For the first two-thirds of the film, the action shifts between that time and fifteen years earlier when Wilberforce and his friend and co-abolitionist William Pitt (Benedict Cumerbatch), shortly to be England’s youngest Prime Minister ever, start their campaign. In the later time, Wilberforce is a man broken in health and spirit. Addicted to laudunum to seek relief from his colitis, he is also haunted by his failure. It is during a conversation with the lovely young woman (Romola Garai), thrown in his way by concerned friends who think he should marry for his health if for no other reason, that he recounts how he decided between the ministry and the good fight in Parliament. Reinvigorated, the rest of the film details the often disconcerting struggle to continue the fight.

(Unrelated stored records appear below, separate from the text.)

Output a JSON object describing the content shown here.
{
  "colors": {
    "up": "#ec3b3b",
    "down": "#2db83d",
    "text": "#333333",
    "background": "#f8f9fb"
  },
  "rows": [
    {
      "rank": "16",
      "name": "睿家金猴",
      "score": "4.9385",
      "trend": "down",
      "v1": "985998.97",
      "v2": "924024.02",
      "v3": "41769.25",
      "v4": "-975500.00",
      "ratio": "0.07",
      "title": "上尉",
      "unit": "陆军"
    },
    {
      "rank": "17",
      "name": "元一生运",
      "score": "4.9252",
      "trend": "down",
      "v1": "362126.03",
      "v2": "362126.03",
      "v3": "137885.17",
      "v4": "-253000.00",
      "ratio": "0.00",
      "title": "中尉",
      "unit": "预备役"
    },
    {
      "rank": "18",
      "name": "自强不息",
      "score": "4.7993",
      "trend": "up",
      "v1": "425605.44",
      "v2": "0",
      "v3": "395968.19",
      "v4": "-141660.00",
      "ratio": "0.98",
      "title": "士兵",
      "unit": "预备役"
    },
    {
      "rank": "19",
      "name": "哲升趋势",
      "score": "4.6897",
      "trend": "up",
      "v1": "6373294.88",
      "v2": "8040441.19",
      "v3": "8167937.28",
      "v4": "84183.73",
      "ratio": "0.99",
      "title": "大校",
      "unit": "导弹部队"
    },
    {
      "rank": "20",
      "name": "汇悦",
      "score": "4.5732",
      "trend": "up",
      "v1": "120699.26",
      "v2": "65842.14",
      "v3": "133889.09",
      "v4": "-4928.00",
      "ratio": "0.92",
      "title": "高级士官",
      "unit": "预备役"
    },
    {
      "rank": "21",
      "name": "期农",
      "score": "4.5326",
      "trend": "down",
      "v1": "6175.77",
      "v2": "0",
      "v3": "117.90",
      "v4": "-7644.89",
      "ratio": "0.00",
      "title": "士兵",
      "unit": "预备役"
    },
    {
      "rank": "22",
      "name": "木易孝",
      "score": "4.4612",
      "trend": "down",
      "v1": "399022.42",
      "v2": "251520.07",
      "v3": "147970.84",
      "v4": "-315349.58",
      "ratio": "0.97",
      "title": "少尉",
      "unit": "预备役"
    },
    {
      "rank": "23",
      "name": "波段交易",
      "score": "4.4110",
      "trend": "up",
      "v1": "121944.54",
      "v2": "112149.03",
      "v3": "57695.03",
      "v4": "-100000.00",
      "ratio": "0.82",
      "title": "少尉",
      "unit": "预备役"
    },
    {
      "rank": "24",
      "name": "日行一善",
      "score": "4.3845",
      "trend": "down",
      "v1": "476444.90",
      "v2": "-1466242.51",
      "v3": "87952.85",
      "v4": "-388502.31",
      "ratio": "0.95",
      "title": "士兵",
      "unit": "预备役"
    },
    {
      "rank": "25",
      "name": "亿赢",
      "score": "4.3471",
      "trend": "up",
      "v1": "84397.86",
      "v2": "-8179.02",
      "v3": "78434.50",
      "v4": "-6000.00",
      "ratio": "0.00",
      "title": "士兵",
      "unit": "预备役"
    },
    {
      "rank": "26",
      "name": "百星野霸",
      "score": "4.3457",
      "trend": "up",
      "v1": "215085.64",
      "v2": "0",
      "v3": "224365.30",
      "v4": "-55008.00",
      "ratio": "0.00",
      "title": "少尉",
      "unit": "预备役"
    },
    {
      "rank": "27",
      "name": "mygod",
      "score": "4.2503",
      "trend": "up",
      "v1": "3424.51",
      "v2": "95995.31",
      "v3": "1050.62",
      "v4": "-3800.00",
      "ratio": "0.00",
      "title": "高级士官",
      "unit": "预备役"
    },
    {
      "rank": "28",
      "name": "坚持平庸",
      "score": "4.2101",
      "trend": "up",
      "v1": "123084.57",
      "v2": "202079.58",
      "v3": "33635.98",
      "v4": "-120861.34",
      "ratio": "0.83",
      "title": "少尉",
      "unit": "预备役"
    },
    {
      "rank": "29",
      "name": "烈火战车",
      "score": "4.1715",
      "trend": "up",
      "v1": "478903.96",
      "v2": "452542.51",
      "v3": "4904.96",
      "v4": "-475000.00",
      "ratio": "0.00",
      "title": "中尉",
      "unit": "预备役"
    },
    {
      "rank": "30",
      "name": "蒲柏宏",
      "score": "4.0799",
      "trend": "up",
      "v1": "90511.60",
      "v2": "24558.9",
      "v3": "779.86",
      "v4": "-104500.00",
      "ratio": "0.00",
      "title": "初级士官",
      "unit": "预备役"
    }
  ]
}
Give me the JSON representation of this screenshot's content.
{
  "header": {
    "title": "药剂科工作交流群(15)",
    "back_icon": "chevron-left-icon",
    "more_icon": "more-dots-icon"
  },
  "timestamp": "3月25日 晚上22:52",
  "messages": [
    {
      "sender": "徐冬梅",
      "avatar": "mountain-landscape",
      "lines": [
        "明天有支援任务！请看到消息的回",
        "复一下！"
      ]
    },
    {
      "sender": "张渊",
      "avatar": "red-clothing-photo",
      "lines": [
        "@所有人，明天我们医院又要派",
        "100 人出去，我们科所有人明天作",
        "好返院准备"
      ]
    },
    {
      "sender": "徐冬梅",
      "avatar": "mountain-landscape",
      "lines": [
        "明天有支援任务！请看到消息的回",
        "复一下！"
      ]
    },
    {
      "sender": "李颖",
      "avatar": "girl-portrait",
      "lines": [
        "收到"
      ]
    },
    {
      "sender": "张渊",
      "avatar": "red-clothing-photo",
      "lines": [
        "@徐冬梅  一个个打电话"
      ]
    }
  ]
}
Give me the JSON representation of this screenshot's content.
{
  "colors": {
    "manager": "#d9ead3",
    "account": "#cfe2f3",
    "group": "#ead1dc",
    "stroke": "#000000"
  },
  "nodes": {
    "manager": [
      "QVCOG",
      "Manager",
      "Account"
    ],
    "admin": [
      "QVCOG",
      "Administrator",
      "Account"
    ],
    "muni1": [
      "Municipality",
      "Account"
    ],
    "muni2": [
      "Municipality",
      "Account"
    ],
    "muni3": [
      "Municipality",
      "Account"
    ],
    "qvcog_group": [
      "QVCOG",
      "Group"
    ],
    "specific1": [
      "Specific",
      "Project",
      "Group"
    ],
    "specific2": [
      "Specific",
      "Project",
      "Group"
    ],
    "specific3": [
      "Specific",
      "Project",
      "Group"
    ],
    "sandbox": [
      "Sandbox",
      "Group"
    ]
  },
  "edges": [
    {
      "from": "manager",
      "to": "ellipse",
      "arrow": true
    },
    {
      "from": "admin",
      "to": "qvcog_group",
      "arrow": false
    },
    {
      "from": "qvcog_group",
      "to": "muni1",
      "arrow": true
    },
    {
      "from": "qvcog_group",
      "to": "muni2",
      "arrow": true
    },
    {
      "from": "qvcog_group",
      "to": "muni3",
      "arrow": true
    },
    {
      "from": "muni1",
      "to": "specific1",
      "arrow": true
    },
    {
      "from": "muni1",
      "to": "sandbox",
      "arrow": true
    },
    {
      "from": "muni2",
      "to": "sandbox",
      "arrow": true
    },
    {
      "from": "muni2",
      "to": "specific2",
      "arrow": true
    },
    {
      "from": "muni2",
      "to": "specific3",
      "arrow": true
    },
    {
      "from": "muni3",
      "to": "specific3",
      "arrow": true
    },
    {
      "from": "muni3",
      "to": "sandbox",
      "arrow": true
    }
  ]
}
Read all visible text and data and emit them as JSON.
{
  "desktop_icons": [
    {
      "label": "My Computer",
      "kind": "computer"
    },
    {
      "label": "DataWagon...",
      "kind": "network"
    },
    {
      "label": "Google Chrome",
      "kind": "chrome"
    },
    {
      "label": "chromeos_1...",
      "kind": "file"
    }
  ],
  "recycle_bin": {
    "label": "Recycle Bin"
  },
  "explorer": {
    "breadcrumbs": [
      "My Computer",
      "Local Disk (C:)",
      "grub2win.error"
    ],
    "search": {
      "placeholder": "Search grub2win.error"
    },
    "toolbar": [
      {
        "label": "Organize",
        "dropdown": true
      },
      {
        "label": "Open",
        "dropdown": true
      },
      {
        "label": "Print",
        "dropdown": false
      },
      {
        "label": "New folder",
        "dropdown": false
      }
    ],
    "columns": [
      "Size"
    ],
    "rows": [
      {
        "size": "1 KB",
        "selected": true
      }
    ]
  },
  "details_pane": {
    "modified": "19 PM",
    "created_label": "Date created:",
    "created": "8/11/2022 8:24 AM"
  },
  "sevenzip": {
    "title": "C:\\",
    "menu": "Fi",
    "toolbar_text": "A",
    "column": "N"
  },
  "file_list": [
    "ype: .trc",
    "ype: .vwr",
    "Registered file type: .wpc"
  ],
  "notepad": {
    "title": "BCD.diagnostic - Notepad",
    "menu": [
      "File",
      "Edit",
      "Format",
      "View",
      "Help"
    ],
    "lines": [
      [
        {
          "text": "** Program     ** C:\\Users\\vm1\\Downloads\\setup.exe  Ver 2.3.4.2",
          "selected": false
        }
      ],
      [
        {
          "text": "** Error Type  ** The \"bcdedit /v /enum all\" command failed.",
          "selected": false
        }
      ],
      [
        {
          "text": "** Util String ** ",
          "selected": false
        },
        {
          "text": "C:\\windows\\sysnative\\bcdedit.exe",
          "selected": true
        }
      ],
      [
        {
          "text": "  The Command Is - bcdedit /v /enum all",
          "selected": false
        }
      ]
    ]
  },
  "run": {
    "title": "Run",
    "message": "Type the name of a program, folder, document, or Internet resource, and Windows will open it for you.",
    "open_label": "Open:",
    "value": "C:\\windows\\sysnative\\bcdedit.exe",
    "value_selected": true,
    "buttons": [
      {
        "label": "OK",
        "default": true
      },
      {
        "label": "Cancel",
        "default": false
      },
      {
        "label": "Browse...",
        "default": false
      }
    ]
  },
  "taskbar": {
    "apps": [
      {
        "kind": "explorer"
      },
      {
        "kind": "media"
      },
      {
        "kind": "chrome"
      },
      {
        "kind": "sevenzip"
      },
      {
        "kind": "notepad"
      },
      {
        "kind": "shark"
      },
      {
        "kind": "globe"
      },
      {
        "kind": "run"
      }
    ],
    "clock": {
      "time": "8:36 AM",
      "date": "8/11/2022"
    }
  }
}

There is nothing that brings history alive quite like having events correlate to the present. In a story rich in details, from the coffin-sized berth in which slaves were confined during the brutal journey across the Middle Passage, to a round of antique golf, it is the political wranging that is the most vivid and most engrossing. A debate in Parliament in which Wilberforce is established as a powerful and persuasive speaker with a quick mind and a quicker jab, ribald and other, includes arguments pro and con over continuing the war in America that have a startlingly contemporary ring with the use of such words as “appeasement”. The arguments in favor of keeping the slave trade do, too, but not for anything having to do with human rights, but rather with profit. There is something jarring in the way politics can be made to serve self-interest and the profit margin, specifically the way big money gets its way without even trying to be subtle. Machinations, dirty tricks, and a whispering campaign greet Wilberforce’s efforts even as he turns public opinion in his favor by cajoling, bullying, and appealing to people’s basic sense of decency. When Pitt, now Prime Minister, warns him that continuing to speak out against a practice that, while evil, fills the coffers public and private will result in charges of sedition and treason, it is a psychic jolt.
The cast is the best British sterling and all of them at the top of their game, particularly Rufus Sewell as an inconclastic preacher who is a mix of wry intellect, flyaway hair, and cranky impatience to change the world; a garrolous and guilt-ridden Albert Finney as John Newton, the ex-slave trader and Wilberforce’s mentor who was the composer of the eponymous hymn; Michael Gambon as dour Lord Fox effortlessly mixing a keen understanding of realpolitik and the sudden urge to do the right thing; Toby Jones as a bite-sized pug-dog of a dissolute prince; and Youssou N’Dour in a stunning film debut as Equiano, the freed slave whose melancholy dignity is at the center of the film.
AMAZING GRACE is a bracing experience, examining the best and worst of humanity while keeping the same sense of clear-eyed optimism that drove those dedicated to the cause. A celebration and a revelation, it’s as thought-provoking as it is entertaining.